1) Candle flame seal. The old way of sealing polyethylene and polypropylene bags. Bag opening is folded and swipe gently in flame. The plastic melts thus sealing the bag. It produces an irregular seal making it easy to open. Seals made by electric heat sealers are harder to open.
2) Bite it. PP and PE bags sealed with an electric heat sealer are opened by means of “bite it method”. Just bite it in absence of scissors and knife. Why bother get those sharps if own teeth comes in handy.
3) Easy pull apart seals. Common on cheaper crackers (one to two pesos each). The seal is about half inch wide and seems very strong. However, it can be pulled apart easily by hand.
4) Tear here. A “tear here” mark is printed somewhere on label, commonly on top corner. It is accompanied by a thin shallow v-shape cut. Pull it to open.
5) Zig zag end. Automatic form-pack-seal machine cut each portion either straight or zig zag. The latter looks better than the first. Seems an intentional decoration but it’s not. It is meant for easy opening. It is like a group of many “tear here”.

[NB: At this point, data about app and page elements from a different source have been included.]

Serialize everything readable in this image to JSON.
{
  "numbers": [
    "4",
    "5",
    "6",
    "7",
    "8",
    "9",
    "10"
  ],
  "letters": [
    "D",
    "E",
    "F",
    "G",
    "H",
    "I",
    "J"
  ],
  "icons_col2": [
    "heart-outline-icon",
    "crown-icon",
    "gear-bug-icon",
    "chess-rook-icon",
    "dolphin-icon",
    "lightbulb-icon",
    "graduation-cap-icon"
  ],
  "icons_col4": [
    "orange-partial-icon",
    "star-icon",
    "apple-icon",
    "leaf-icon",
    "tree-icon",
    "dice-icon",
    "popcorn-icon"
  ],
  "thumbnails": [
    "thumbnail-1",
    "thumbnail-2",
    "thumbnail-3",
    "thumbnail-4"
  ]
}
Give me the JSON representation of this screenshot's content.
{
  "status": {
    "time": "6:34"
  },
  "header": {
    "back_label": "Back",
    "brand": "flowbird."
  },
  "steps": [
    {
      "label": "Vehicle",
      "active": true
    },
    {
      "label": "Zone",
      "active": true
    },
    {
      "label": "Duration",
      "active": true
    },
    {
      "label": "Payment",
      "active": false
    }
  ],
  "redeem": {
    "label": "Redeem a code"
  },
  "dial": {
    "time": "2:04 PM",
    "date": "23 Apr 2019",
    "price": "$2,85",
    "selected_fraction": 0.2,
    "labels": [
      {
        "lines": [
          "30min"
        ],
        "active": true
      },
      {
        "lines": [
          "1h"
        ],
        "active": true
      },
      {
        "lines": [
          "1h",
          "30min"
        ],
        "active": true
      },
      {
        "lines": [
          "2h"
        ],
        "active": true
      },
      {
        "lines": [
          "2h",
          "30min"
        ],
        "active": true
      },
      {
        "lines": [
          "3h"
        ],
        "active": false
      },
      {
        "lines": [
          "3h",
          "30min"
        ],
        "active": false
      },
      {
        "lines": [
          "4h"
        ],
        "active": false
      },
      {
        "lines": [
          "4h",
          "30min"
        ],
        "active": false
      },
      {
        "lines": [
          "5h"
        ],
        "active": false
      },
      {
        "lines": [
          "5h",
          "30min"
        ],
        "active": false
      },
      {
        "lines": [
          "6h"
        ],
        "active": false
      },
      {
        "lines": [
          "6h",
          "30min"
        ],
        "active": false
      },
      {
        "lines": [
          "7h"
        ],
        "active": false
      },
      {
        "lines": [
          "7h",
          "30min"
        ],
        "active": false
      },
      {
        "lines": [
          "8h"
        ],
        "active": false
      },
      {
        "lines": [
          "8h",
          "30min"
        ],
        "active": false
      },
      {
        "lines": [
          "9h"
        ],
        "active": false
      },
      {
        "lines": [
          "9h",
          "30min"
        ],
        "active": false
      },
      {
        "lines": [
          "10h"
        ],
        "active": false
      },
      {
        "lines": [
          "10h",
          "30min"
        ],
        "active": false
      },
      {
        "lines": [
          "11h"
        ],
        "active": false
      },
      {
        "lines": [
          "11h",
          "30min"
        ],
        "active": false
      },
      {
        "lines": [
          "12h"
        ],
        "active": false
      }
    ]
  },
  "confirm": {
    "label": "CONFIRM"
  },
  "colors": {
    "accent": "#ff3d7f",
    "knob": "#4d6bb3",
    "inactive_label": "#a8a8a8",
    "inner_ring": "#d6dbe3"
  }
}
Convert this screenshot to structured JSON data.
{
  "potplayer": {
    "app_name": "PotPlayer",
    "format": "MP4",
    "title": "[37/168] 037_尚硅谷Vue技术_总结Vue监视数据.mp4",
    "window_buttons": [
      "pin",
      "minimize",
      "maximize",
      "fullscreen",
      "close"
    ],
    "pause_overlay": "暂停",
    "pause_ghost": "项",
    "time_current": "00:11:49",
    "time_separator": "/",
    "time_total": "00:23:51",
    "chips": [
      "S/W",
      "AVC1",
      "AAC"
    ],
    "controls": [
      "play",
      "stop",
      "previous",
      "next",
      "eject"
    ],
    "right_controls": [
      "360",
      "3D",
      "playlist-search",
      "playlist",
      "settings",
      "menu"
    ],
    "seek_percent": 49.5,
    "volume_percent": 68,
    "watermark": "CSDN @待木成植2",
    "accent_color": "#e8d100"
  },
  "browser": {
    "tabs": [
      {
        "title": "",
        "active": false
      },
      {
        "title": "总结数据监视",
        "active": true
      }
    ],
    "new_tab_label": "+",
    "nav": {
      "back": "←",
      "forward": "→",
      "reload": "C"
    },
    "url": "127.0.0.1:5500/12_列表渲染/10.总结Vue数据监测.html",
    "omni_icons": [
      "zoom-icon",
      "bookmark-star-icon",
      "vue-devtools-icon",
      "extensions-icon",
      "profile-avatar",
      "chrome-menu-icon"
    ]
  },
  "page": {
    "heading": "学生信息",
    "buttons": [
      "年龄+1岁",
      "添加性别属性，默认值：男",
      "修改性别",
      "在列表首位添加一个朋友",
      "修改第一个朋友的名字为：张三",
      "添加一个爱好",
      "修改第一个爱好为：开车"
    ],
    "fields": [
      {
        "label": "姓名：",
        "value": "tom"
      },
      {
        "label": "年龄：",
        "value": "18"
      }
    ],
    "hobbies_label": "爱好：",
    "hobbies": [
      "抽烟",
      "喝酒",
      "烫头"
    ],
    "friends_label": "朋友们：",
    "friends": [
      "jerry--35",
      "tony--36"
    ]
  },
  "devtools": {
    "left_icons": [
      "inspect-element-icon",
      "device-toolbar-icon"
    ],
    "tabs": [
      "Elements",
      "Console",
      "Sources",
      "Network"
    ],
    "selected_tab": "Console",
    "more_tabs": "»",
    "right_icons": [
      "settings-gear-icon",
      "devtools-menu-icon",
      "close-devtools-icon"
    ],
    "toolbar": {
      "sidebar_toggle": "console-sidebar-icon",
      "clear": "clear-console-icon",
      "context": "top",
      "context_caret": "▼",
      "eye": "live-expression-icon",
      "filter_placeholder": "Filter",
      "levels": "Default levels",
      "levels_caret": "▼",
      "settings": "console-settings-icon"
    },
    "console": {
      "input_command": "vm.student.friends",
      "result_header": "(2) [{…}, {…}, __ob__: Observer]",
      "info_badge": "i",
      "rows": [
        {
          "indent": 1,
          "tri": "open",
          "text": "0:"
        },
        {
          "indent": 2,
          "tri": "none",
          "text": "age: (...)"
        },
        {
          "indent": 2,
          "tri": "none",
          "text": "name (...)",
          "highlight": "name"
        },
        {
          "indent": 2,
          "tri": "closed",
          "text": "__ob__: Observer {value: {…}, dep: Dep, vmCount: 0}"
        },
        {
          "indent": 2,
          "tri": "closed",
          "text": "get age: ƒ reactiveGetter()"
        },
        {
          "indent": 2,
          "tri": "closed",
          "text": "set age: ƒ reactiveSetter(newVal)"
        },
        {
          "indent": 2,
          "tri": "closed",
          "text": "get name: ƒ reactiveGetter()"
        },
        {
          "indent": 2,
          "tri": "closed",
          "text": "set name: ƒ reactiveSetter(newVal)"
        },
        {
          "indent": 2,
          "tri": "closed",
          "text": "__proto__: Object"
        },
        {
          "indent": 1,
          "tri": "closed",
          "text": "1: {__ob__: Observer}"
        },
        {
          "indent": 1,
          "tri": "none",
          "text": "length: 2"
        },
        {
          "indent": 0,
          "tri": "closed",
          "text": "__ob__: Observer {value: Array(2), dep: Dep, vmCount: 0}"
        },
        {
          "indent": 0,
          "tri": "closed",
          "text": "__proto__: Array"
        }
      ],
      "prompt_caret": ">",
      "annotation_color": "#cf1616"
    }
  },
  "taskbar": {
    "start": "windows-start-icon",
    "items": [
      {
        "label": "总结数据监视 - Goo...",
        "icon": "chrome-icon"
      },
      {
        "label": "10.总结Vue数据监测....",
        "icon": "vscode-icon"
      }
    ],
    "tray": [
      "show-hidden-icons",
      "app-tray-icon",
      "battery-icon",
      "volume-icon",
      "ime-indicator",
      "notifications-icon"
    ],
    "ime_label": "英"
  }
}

6) Punch here. I mean insert straw here. Seen on juices in aluminum pouches. A small hole covered with soft plastic film is provided for easy straw insertion. However, the pouch is usually turned up side down and the hard plastic straw is punch on bottom cover.
6) Screw cap. An enhancement of aluminum pouches. A screw cap mechanisms is installed on upper top corner. Unscrew to open and get contents. Screw the cap back to reseal and store the unconsumed product.
7) Thin laminates. The instant coffee in stick packages. Upper portion is thin and weak, in can be teared easily with bare hands.
8) Bread twisting ties and clips. A soft bread package is either 1) both ends are knotted, 2) tied with plastic insulated piece of wire, the same material used to organize electric cords, and 3) fixed with a bread tag or clip.